I’ve been tinkering with a QRpedia ‘plaque generator’ (freo.org.au/qrpedia) that takes a list of Wikipedia page names as input and spits out a printable set of QRpedia codes with ‘Wikipedia’ written across the top, and the article name below the QR code. The printing is a bit wonky, perhaps, but works good for me in Firefox: prints four to a page when scaled to 70% or thereabouts. (Why I’m trying to use HTML for this I do not know… at least it was quick to build… if it doesn’t work, let me know. There was a problem earlier this morning with the formatting of the links, that’s fixed now.)

The generator has come out of an idea to install QRpedia plaques around Fremantle, for the interest of tourists and — more importantly, I reckon — locals. It’s good to know a bit about one’s home, I think, and if anyone gets even more interested, they can get involved and add more info and articles. Today, the (other) local rag rancite a story about this idea. They didn’t quite understand the bit about how these codes will link to Wikipedia, unfortunately.

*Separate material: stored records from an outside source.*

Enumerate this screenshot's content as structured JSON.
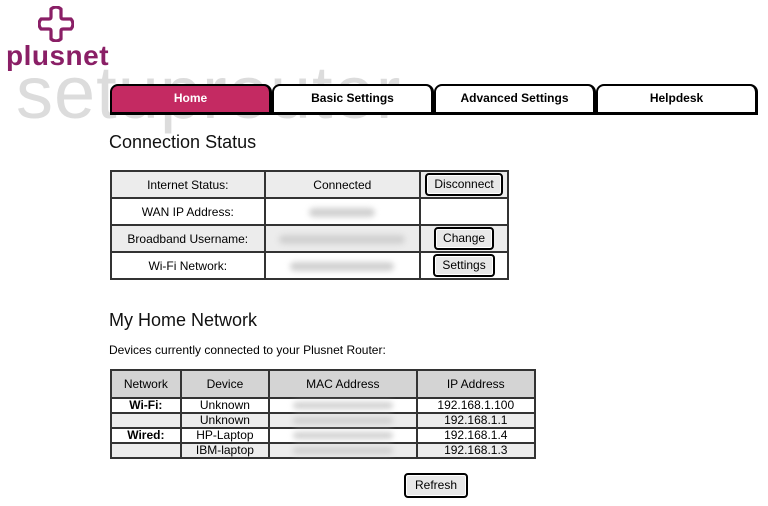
{
  "watermark": "setuprouter",
  "brand": {
    "name": "plusnet",
    "color": "#8a1f66",
    "accent": "#c42a62"
  },
  "tabs": [
    {
      "label": "Home",
      "active": true
    },
    {
      "label": "Basic Settings",
      "active": false
    },
    {
      "label": "Advanced Settings",
      "active": false
    },
    {
      "label": "Helpdesk",
      "active": false
    }
  ],
  "connection": {
    "title": "Connection Status",
    "rows": [
      {
        "label": "Internet Status:",
        "value": "Connected",
        "action": "Disconnect",
        "value_blurred": false
      },
      {
        "label": "WAN IP Address:",
        "value": "",
        "action": "",
        "value_blurred": true
      },
      {
        "label": "Broadband Username:",
        "value": "",
        "action": "Change",
        "value_blurred": true
      },
      {
        "label": "Wi-Fi Network:",
        "value": "",
        "action": "Settings",
        "value_blurred": true
      }
    ]
  },
  "home_network": {
    "title": "My Home Network",
    "subtitle": "Devices currently connected to your Plusnet Router:",
    "columns": [
      "Network",
      "Device",
      "MAC Address",
      "IP Address"
    ],
    "rows": [
      {
        "network": "Wi-Fi:",
        "device": "Unknown",
        "mac": "",
        "ip": "192.168.1.100"
      },
      {
        "network": "",
        "device": "Unknown",
        "mac": "",
        "ip": "192.168.1.1"
      },
      {
        "network": "Wired:",
        "device": "HP-Laptop",
        "mac": "",
        "ip": "192.168.1.4"
      },
      {
        "network": "",
        "device": "IBM-laptop",
        "mac": "",
        "ip": "192.168.1.3"
      }
    ],
    "refresh_label": "Refresh"
  }
}
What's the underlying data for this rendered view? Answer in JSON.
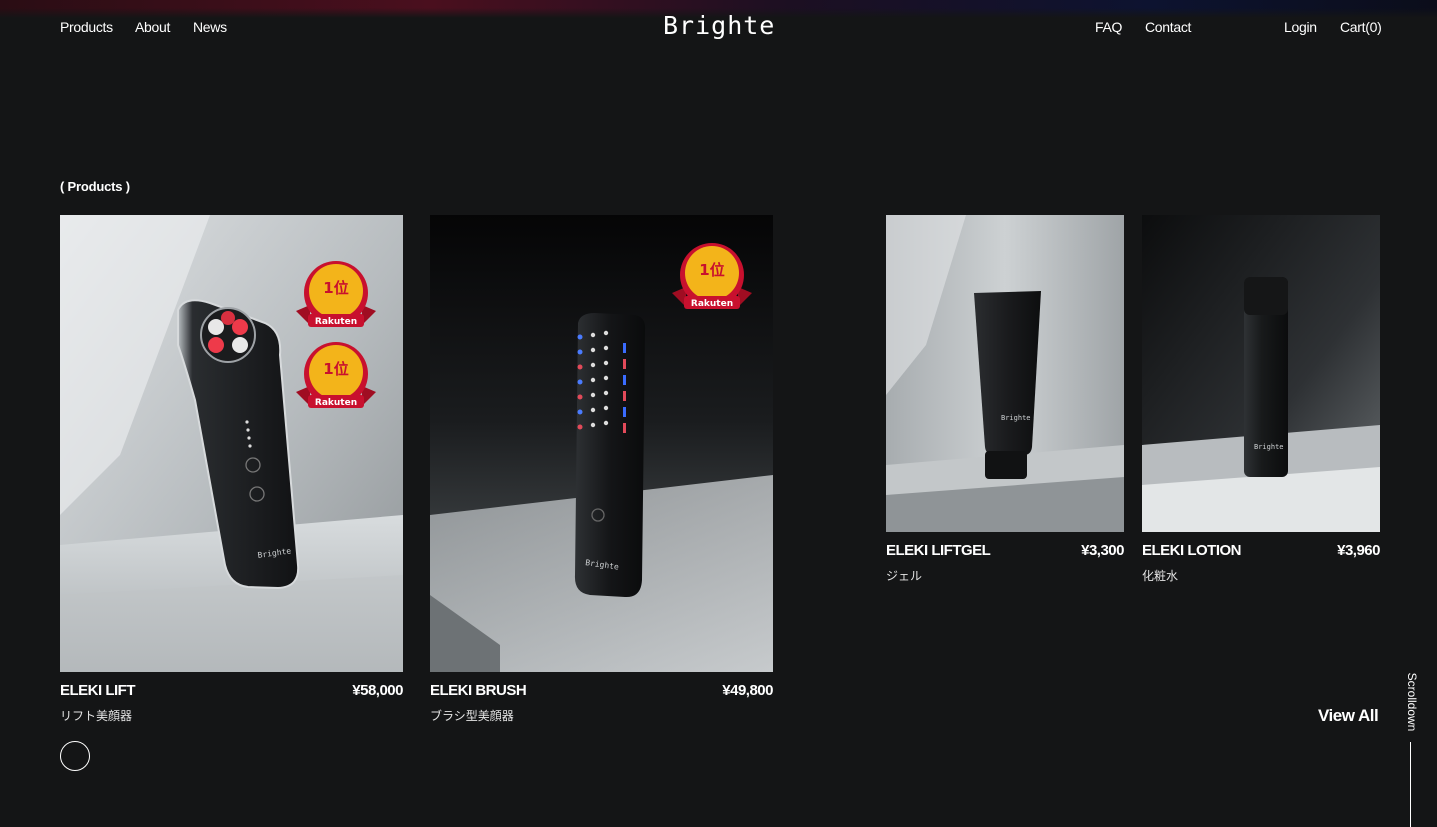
{
  "nav": {
    "left": [
      "Products",
      "About",
      "News"
    ],
    "logo": "Brighte",
    "right": [
      "FAQ",
      "Contact"
    ],
    "login": "Login",
    "cart": "Cart(0)"
  },
  "section_label": "( Products )",
  "products": [
    {
      "name": "ELEKI LIFT",
      "price": "¥58,000",
      "subtitle": "リフト美顔器",
      "badges": 2
    },
    {
      "name": "ELEKI BRUSH",
      "price": "¥49,800",
      "subtitle": "ブラシ型美顔器",
      "badges": 1
    },
    {
      "name": "ELEKI LIFTGEL",
      "price": "¥3,300",
      "subtitle": "ジェル",
      "badges": 0
    },
    {
      "name": "ELEKI LOTION",
      "price": "¥3,960",
      "subtitle": "化粧水",
      "badges": 0
    }
  ],
  "badge": {
    "rank": "1位",
    "brand": "Rakuten"
  },
  "product_logo": "Brighte",
  "view_all": "View All",
  "scroll_label": "Scrolldown",
  "colors": {
    "background": "#141516",
    "badge_gold": "#f3b41a",
    "badge_red": "#c8102e"
  }
}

Indexing Newspapers

I have been working again this morning down at the Local History Collection at the library.  The newspaper clippings’ catalogue is progressing — up to a hundred and thirty clippings so far — and proving to be quite an interesting project.  This morning I got up to the end of 1953, the beginning of ’54, and the Royal Visit (I’m working through a chronological scrapbook of old clippings).  If the selection of news that was considered worthy of preservation is anything to go by (and it probably isn’t), the whole of Fremantle was happy and excited about the Queen’s passage through the city, to the exclusion of everything else.

But there was other stuff happening, such as the seemingly never-ending discussions about the new bus terminal outside the train station, and someone’s idea to amalgamate East Fremantle and the FCC (they even wanted a referrendum).

I was playing a bit with adding notes about the people in these articles to pages on ArchivesWiki. Generally they’re not notable enough for Wikipedia, and I haven’t yet found a good, similar, project that accepts ramdom little snippets about random people. I’ve a slight idea of working on some sort of ‘local history wiki’ for Fremantle, with pages about any and all people, places, buildings, etc. — but I don’t suppose it’ll take off.

It’s frustrating, reading through these newspaper clippings and not being able to put the full text up anywhere (although I have put the East Freo one above on Wikisource), and not assimilating their information into relevant, composite, articles. It just makes it feel more satisfying, if when I find a reference to some doing of Mr. McCombe the Town Clarke, I note it down on his biography. So I think I’ll do more of that.

Further Afield

I think there is a need for a general, world-wide, catalogue of newspaper articles, both historical and modern. Wikisource can’t be it, because it strives for full texts, and all modern newspaper material is under copyright. I envisage something pretty simple, that just catches headlines, summaries, and keywords (and of course source data). It’s not that hard to find libraries that have access to newspaper material, but it’s usually in microform and so utterly unusable if you don’t know what date/page you’re looking for. An index is needed!

The National Library of Australia’s new Australian Newspapers site looks pretty fantastic, and assuming they do end up digatising everything (which I think is the aim), will effectively supplant things like Wikisource so far as public domain material goes. But they’re still stuck when it comes to contemporary newspapers.

But I won’t ramble on about this any more; I’ve got daft blathering about systems development to get on with.